Though “Dinner Guest” had a lot of tension, it completely dropped the comedy thread. I’m not even sure the latest entry work works that well as a standalone episode—the momentum stalls out, even though Gavin literally and figuratively spills his guts. This isn’t always going to be laugh fest, I know, but whatever ground was gained in the mystery cost the satire some of its bite. It was far from a bitter pill to swallow, but I’m looking forward to the palate cleanser I think is in store.
- I guess I can see how Drew might be involved in Chantal’s intentional-or-not disappearance. He seems moodier than before, though that could just be the result of Dory’s zany schemes.
- Speaking of which—as heavy as “Dinner Guest” got, there was a real I Love Lucy feel to the goings-on.
- Portia proudly describing her character as a “frisky rookie cop with super-sensitive hearing” makes me laugh every time I see it.
- I’m starting to think Drew is the straight man on this show, not Dory—the way he corrects Elliott’s description of his encounter with Julian (who is not interested in writing a profile on him) is almost reflexive.
- My apologies to Griffin Newman for the abundance of creep references herein. He was great in The Tick pilot, and you can also catch him with his Search Party co-star John Reynolds on Thanksgiving.
- “The girl with the hair” is a phrase used to describe Dory that could also easily describe Chantal.
- Dory’s boss is Gail, who is just lonely enough to want an invitation to a vigil. Dory and Drew don’t bite, though.
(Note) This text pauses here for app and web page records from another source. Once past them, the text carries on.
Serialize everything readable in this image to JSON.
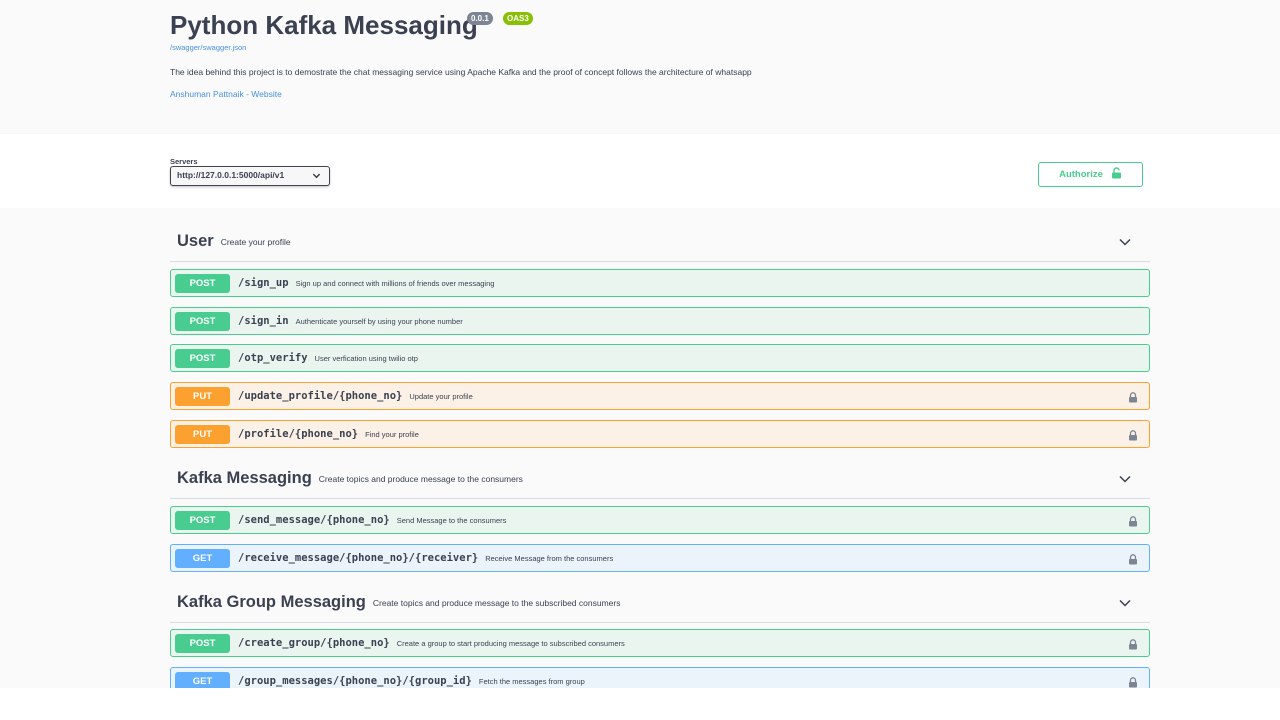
{
  "info": {
    "title": "Python Kafka Messaging",
    "version": "0.0.1",
    "oas_badge": "OAS3",
    "spec_link": "/swagger/swagger.json",
    "description": "The idea behind this project is to demostrate the chat messaging service using Apache Kafka and the proof of concept follows the architecture of whatsapp",
    "contact_link": "Anshuman Pattnaik - Website"
  },
  "servers": {
    "label": "Servers",
    "selected": "http://127.0.0.1:5000/api/v1"
  },
  "authorize": {
    "label": "Authorize"
  },
  "tags": [
    {
      "name": "User",
      "description": "Create your profile",
      "operations": [
        {
          "method": "POST",
          "path": "/sign_up",
          "summary": "Sign up and connect with millions of friends over messaging",
          "locked": false
        },
        {
          "method": "POST",
          "path": "/sign_in",
          "summary": "Authenticate yourself by using your phone number",
          "locked": false
        },
        {
          "method": "POST",
          "path": "/otp_verify",
          "summary": "User verfication using twilio otp",
          "locked": false
        },
        {
          "method": "PUT",
          "path": "/update_profile/{phone_no}",
          "summary": "Update your profile",
          "locked": true
        },
        {
          "method": "PUT",
          "path": "/profile/{phone_no}",
          "summary": "Find your profile",
          "locked": true
        }
      ]
    },
    {
      "name": "Kafka Messaging",
      "description": "Create topics and produce message to the consumers",
      "operations": [
        {
          "method": "POST",
          "path": "/send_message/{phone_no}",
          "summary": "Send Message to the consumers",
          "locked": true
        },
        {
          "method": "GET",
          "path": "/receive_message/{phone_no}/{receiver}",
          "summary": "Receive Message from the consumers",
          "locked": true
        }
      ]
    },
    {
      "name": "Kafka Group Messaging",
      "description": "Create topics and produce message to the subscribed consumers",
      "operations": [
        {
          "method": "POST",
          "path": "/create_group/{phone_no}",
          "summary": "Create a group to start producing message to subscribed consumers",
          "locked": true
        },
        {
          "method": "GET",
          "path": "/group_messages/{phone_no}/{group_id}",
          "summary": "Fetch the messages from group",
          "locked": true
        }
      ]
    }
  ],
  "colors": {
    "post": "#49cc90",
    "put": "#fca130",
    "get": "#61affe",
    "link": "#4990e2"
  }
}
- “I got penetrated last night.” I wonder why Elliott only shared that with Drew.
- Upon closer inspection, Portia wears a crop top to the vigil. I think.